*** Opening Source data ***

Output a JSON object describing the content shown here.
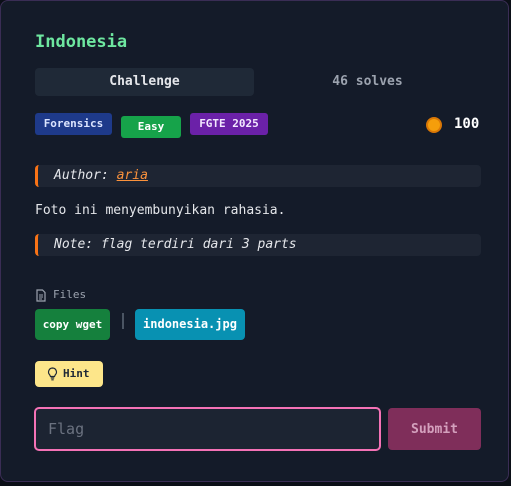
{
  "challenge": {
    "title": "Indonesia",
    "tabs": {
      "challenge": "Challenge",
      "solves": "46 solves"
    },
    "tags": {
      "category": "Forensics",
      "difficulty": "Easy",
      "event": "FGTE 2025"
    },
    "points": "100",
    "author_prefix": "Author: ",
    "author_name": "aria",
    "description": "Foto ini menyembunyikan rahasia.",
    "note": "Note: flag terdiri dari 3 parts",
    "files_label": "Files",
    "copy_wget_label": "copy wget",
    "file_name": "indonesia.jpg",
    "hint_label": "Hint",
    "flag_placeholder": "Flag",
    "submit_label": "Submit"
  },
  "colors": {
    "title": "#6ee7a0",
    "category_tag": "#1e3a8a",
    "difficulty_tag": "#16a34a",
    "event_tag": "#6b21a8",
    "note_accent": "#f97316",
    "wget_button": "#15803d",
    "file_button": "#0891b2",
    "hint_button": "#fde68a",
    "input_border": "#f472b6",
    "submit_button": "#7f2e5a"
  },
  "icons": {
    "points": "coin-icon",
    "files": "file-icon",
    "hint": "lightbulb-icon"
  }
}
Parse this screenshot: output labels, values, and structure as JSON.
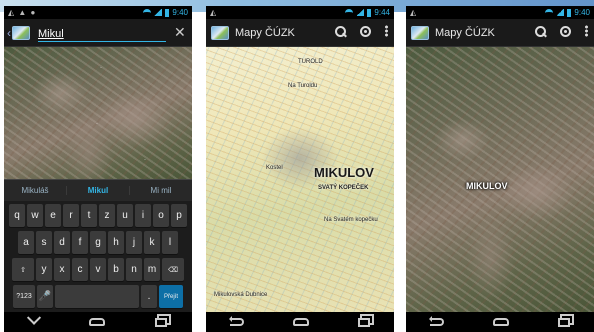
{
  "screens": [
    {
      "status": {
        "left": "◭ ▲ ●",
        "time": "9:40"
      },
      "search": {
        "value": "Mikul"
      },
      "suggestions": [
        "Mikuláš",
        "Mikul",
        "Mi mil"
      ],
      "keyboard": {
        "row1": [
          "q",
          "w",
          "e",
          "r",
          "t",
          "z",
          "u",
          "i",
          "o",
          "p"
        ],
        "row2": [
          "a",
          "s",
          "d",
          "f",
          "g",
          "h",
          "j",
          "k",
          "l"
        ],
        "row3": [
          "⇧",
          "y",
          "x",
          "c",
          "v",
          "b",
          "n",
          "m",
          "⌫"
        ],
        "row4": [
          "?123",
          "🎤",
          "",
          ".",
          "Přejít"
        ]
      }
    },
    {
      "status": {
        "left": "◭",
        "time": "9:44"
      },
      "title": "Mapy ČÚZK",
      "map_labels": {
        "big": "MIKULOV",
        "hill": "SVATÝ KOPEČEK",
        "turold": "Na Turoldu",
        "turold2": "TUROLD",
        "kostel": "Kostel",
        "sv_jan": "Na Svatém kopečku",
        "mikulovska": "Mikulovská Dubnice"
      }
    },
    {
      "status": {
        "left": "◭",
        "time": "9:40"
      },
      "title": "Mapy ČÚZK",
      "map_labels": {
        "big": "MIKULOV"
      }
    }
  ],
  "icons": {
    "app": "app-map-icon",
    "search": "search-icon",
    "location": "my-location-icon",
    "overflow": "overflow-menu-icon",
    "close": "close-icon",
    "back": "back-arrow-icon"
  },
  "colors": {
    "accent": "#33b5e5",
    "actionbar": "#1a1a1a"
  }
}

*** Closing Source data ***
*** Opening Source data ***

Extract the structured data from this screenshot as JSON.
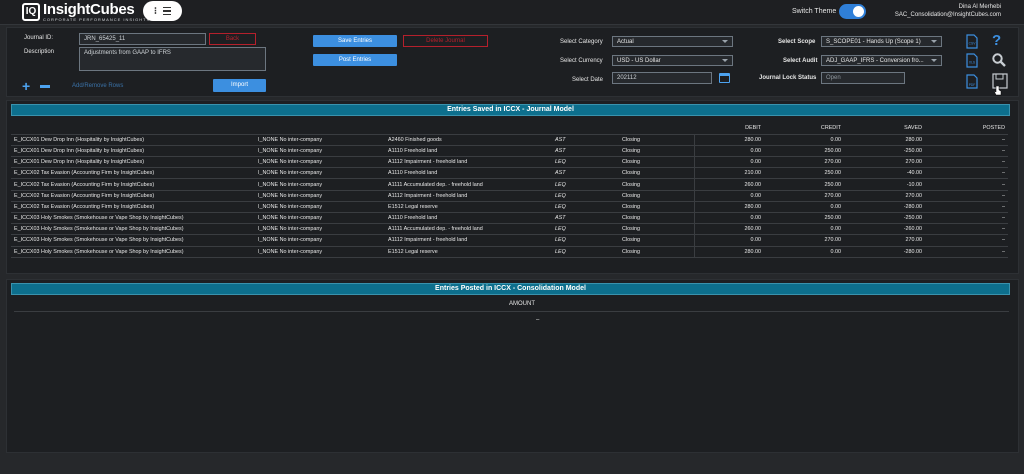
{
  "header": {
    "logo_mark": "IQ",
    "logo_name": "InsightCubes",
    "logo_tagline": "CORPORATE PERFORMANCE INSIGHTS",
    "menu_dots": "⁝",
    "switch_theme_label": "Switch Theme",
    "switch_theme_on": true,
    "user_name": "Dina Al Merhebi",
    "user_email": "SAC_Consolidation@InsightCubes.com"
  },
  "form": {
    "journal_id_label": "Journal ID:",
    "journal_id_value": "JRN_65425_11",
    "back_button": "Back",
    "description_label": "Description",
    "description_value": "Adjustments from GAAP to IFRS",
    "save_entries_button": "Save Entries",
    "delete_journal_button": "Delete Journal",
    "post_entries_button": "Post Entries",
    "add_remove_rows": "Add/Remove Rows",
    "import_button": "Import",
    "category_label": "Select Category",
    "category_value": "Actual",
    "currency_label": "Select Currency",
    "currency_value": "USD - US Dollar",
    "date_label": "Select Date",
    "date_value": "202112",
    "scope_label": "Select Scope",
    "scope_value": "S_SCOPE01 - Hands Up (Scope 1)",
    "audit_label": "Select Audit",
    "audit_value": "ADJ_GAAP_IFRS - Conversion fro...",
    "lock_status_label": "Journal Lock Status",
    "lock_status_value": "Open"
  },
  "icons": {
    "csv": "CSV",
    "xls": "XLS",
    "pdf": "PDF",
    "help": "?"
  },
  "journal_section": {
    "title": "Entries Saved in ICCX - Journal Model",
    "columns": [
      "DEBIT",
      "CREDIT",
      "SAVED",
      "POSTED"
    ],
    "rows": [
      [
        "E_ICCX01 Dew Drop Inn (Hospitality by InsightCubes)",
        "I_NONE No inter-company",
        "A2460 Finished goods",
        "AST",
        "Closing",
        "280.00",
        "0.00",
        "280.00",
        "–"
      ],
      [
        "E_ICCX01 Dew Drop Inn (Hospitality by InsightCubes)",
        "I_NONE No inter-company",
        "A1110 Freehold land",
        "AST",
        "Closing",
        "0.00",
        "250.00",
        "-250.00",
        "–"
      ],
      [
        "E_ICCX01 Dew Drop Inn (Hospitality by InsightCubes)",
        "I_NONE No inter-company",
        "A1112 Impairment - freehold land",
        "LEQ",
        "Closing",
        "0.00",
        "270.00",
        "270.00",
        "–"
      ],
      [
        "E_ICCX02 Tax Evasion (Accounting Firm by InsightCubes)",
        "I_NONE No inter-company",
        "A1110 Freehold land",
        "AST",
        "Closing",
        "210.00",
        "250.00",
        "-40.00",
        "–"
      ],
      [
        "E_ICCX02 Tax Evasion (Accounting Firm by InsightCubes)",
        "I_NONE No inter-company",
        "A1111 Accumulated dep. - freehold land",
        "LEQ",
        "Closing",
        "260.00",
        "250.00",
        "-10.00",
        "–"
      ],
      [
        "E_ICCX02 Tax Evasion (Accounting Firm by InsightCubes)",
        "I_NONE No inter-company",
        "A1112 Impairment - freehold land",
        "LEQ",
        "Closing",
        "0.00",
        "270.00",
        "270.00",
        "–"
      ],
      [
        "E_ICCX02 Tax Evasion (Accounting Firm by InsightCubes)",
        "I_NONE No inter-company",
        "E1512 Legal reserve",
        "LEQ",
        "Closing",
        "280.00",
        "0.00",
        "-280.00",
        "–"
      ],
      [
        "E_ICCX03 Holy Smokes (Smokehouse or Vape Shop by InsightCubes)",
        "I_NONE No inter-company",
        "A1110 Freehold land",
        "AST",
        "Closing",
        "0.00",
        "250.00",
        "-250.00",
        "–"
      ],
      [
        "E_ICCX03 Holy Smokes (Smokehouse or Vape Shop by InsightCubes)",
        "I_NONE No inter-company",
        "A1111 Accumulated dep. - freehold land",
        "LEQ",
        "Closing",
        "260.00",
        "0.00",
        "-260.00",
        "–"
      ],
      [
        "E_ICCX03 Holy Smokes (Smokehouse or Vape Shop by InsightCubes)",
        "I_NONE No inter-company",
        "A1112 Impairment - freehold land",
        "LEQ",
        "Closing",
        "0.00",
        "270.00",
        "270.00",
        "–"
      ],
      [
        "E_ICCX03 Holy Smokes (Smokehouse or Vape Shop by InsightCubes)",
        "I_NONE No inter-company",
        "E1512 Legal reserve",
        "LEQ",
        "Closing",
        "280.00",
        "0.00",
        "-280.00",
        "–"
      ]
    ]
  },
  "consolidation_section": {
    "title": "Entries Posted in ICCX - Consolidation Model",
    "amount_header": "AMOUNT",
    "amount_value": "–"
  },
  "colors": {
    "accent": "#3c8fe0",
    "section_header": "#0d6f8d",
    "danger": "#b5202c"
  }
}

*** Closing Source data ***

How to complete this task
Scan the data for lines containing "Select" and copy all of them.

Written solution
    "category_label": "Select Category",
    "currency_label": "Select Currency",
    "date_label": "Select Date",
    "scope_label": "Select Scope",
    "audit_label": "Select Audit",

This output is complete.